With certain apps, such as Fing, you can see the MAC addresses connected to the same network you are connected to. A recent visit to the Starbucks in Downtown Disney resulted in 78 Mac addresses connected to the free wifi hotspot. With some know how and software, one could determine the trusted networks the MAC device connects to which may identify workplace, favorite gym or coffee shop, or even the individuals name. For example, there’s a George in my neighborhood; which I only know through the name of his wifi; George’s Home Network Stay Out!!!!!!!!!!.
As you walk around downtown San Diego, your cell phone may be broadcasting your MAC address to the public. With wifi turned on, your phone is sending out signals looking for known wireless networks, such as your house wifi. The signal will scan the multiple wireless routers in downtown San Diego and get “turned down” by the unknown router when the credentials do not match. However, that unknown router now has your MAC address stored as probe request.
Back to the investigation, you know the possible location of the suspect when he or she posted the threatening message with the victim’s house in the background. A block east of the house is a Starbucks.
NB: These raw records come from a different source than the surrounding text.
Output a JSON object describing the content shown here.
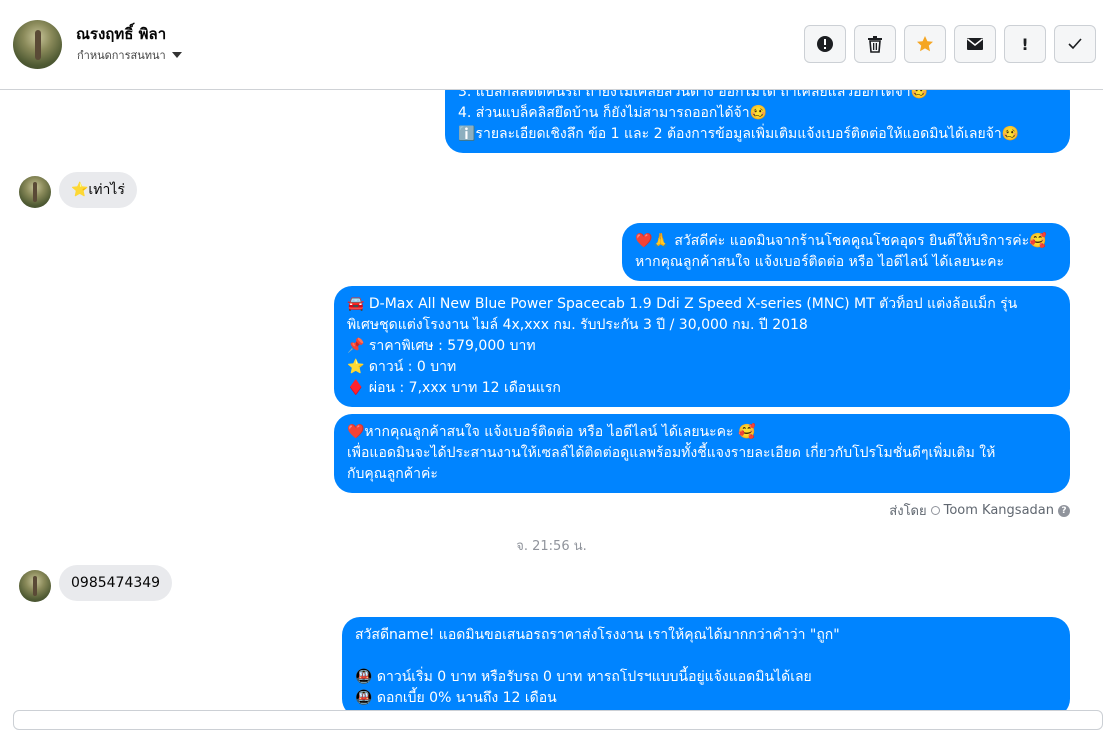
{
  "header": {
    "contact_name": "ณรงฤทธิ์ พิลา",
    "sub_label": "กำหนดการสนทนา",
    "toolbar": [
      {
        "icon": "alert-circle-icon",
        "glyph": "!"
      },
      {
        "icon": "trash-icon",
        "glyph": "🗑"
      },
      {
        "icon": "star-icon",
        "glyph": "★"
      },
      {
        "icon": "envelope-icon",
        "glyph": "✉"
      },
      {
        "icon": "exclamation-icon",
        "glyph": "!"
      },
      {
        "icon": "checkmark-icon",
        "glyph": "✓"
      }
    ]
  },
  "messages": {
    "m1": {
      "line1": "3. แบ่ลกลสติ๊ดคันรถ ถ้ายังไม่เคลียส่วนต่าง ออกไม่ได้ ถ้าเคลียแล้วออกได้จ้า🥴",
      "line2": "4. ส่วนแบล็คลิสยึดบ้าน ก็ยังไม่สามารถออกได้จ้า🥴",
      "line3": "ℹ️รายละเอียดเชิงลึก ข้อ 1 และ 2 ต้องการข้อมูลเพิ่มเติมแจ้งเบอร์ติดต่อให้แอดมินได้เลยจ้า🥴"
    },
    "m2": {
      "text": "⭐เท่าไร่"
    },
    "m3": {
      "line1": "❤️🙏 สวัสดีค่ะ แอดมินจากร้านโชคคูณโชคอุดร ยินดีให้บริการค่ะ🥰",
      "line2": "หากคุณลูกค้าสนใจ แจ้งเบอร์ติดต่อ หรือ ไอดีไลน์ ได้เลยนะคะ"
    },
    "m4": {
      "line1": "🚘 D-Max All New Blue Power Spacecab 1.9 Ddi Z Speed X-series (MNC) MT ตัวท็อป แต่งล้อแม็ก รุ่น",
      "line2": "พิเศษชุดแต่งโรงงาน ไมล์ 4x,xxx กม. รับประกัน 3 ปี / 30,000 กม. ปี 2018",
      "line3": "📌 ราคาพิเศษ : 579,000 บาท",
      "line4": "⭐ ดาวน์ : 0 บาท",
      "line5": "♦️ ผ่อน : 7,xxx บาท 12 เดือนแรก"
    },
    "m5": {
      "line1": "❤️หากคุณลูกค้าสนใจ แจ้งเบอร์ติดต่อ หรือ ไอดีไลน์ ได้เลยนะคะ 🥰",
      "line2": "เพื่อแอดมินจะได้ประสานงานให้เซลล์ได้ติดต่อดูแลพร้อมทั้งชี้แจงรายละเอียด เกี่ยวกับโปรโมชั่นดีๆเพิ่มเติม ให้",
      "line3": "กับคุณลูกค้าค่ะ"
    },
    "sent_by_label": "ส่งโดย",
    "sent_by_name": "Toom Kangsadan",
    "timestamp": "จ. 21:56 น.",
    "m6": {
      "text": "0985474349"
    },
    "m7": {
      "line1": "สวัสดีname! แอดมินขอเสนอรถราคาส่งโรงงาน เราให้คุณได้มากกว่าคำว่า \"ถูก\"",
      "line2": "🚇 ดาวน์เริ่ม 0 บาท หรือรับรถ 0 บาท หารถโปรฯแบบนี้อยู่แจ้งแอดมินได้เลย",
      "line3": "🚇 ดอกเบี้ย 0% นานถึง 12 เดือน"
    }
  }
}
Four blocks south is the civic center with free wifi offered by Time Warner and two blocks west is a McDonalds that offers free wifi. The most simplistic approach would be to check if the suspects MAC address connected to one of those networks. If not, then checking if the device probed those networks is a must. You now have the ability to start mapping the route the suspect took based off MAC address probes. Google does offer a map of known public wifi hotspots.
In December 2013, Eldo Kim wasn’t prepared to take his final. So he logged into Tor, which masked his IP address, and sent a bomb threat email to the Chief of Harvard PD using guerilla mail, a semi anonymous email site. In most cases this would have been enough to cover his tracks. However, Kim connected to the Tor network through Harvard’s wifi internet connection. Harvard’s IT department analyzed network logs and Kim’s laptop MAC address was identified as one a few users connecting to Tor that morning. The MAC address to his laptop matched the one used when he signed a network user agreement to connect to the Harvard network. Thus connecting Kim to the device was simple and led to his quick arrest and confession.
What about MAC address spoofing? Spoofing became a popular concern when Apple announced it would randomize MAC addresses on devices running iOS 8 or higher. The idea was that Apple devices would send out random addresses during Wifi probes, blocking the ability to track an individual. However, the concept requires specific criteria to work properly, such as the phone must be asleep (which is almost never, even when you’re not using the phone). MAC address spoofing on the other hand is real. Computer users with some technical know how, or a Google search, could change the MAC address of their computer. Android users can download an app, such as BusyBox, which requires some technical knowledge to permanently change the device’s address.
If Cisco is correct, smart phones and tablets will make up over 50% of all global internet traffic by 2020. MAC addresses may become one of the few ways to identify cell phones in the coming future.
This post was a very simplistic description of how MAC addresses work and how to track them. Juliet Bravo Solutions has the training you need to become knowledgeable about MAC addresses, the Dark Web, social media, and more. Contact us today to schedule a class.